__Exercise instructions__. An exact reprint of all the records is the expected answer.

__Records from a data collection__.
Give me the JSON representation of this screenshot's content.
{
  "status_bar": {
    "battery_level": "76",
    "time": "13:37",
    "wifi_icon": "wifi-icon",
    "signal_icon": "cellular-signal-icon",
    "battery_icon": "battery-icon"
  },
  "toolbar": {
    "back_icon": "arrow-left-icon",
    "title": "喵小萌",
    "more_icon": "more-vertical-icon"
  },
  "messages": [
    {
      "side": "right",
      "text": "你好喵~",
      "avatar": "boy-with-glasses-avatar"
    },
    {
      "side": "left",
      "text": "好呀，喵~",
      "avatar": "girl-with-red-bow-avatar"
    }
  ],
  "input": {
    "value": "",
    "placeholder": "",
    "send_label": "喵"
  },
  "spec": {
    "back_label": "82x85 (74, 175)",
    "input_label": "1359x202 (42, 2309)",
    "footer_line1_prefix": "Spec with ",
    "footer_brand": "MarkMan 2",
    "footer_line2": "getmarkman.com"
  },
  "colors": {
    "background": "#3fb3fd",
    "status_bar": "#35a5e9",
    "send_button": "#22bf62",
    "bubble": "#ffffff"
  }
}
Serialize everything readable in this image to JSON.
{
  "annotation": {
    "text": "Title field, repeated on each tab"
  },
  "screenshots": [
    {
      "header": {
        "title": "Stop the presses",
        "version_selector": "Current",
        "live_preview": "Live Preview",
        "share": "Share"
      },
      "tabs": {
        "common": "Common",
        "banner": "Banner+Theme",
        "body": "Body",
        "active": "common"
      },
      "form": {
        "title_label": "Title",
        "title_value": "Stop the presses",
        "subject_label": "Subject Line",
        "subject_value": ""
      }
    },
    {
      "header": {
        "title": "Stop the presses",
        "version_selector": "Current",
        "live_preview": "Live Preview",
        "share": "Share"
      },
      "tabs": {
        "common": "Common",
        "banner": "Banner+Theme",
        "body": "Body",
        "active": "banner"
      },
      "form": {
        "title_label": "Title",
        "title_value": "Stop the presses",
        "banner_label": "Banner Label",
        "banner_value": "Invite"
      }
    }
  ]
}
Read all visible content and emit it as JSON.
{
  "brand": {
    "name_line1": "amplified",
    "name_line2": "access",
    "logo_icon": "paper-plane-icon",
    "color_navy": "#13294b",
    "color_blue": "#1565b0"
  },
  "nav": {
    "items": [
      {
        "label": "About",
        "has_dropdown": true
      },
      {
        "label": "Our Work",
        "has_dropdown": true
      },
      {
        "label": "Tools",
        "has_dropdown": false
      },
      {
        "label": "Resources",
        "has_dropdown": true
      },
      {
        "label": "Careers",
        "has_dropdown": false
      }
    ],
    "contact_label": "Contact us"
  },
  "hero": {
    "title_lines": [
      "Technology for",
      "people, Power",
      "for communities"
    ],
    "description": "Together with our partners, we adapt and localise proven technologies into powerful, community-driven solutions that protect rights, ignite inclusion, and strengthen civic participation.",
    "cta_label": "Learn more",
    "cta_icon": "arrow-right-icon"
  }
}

__Solution to this problem__.
Give me the JSON representation of this screenshot's content.
{
  "status_bar": {
    "battery_level": "76",
    "time": "13:37",
    "wifi_icon": "wifi-icon",
    "signal_icon": "cellular-signal-icon",
    "battery_icon": "battery-icon"
  },
  "toolbar": {
    "back_icon": "arrow-left-icon",
    "title": "喵小萌",
    "more_icon": "more-vertical-icon"
  },
  "messages": [
    {
      "side": "right",
      "text": "你好喵~",
      "avatar": "boy-with-glasses-avatar"
    },
    {
      "side": "left",
      "text": "好呀，喵~",
      "avatar": "girl-with-red-bow-avatar"
    }
  ],
  "input": {
    "value": "",
    "placeholder": "",
    "send_label": "喵"
  },
  "spec": {
    "back_label": "82x85 (74, 175)",
    "input_label": "1359x202 (42, 2309)",
    "footer_line1_prefix": "Spec with ",
    "footer_brand": "MarkMan 2",
    "footer_line2": "getmarkman.com"
  },
  "colors": {
    "background": "#3fb3fd",
    "status_bar": "#35a5e9",
    "send_button": "#22bf62",
    "bubble": "#ffffff"
  }
}
Serialize everything readable in this image to JSON.
{
  "annotation": {
    "text": "Title field, repeated on each tab"
  },
  "screenshots": [
    {
      "header": {
        "title": "Stop the presses",
        "version_selector": "Current",
        "live_preview": "Live Preview",
        "share": "Share"
      },
      "tabs": {
        "common": "Common",
        "banner": "Banner+Theme",
        "body": "Body",
        "active": "common"
      },
      "form": {
        "title_label": "Title",
        "title_value": "Stop the presses",
        "subject_label": "Subject Line",
        "subject_value": ""
      }
    },
    {
      "header": {
        "title": "Stop the presses",
        "version_selector": "Current",
        "live_preview": "Live Preview",
        "share": "Share"
      },
      "tabs": {
        "common": "Common",
        "banner": "Banner+Theme",
        "body": "Body",
        "active": "banner"
      },
      "form": {
        "title_label": "Title",
        "title_value": "Stop the presses",
        "banner_label": "Banner Label",
        "banner_value": "Invite"
      }
    }
  ]
}
Read all visible content and emit it as JSON.
{
  "brand": {
    "name_line1": "amplified",
    "name_line2": "access",
    "logo_icon": "paper-plane-icon",
    "color_navy": "#13294b",
    "color_blue": "#1565b0"
  },
  "nav": {
    "items": [
      {
        "label": "About",
        "has_dropdown": true
      },
      {
        "label": "Our Work",
        "has_dropdown": true
      },
      {
        "label": "Tools",
        "has_dropdown": false
      },
      {
        "label": "Resources",
        "has_dropdown": true
      },
      {
        "label": "Careers",
        "has_dropdown": false
      }
    ],
    "contact_label": "Contact us"
  },
  "hero": {
    "title_lines": [
      "Technology for",
      "people, Power",
      "for communities"
    ],
    "description": "Together with our partners, we adapt and localise proven technologies into powerful, community-driven solutions that protect rights, ignite inclusion, and strengthen civic participation.",
    "cta_label": "Learn more",
    "cta_icon": "arrow-right-icon"
  }
}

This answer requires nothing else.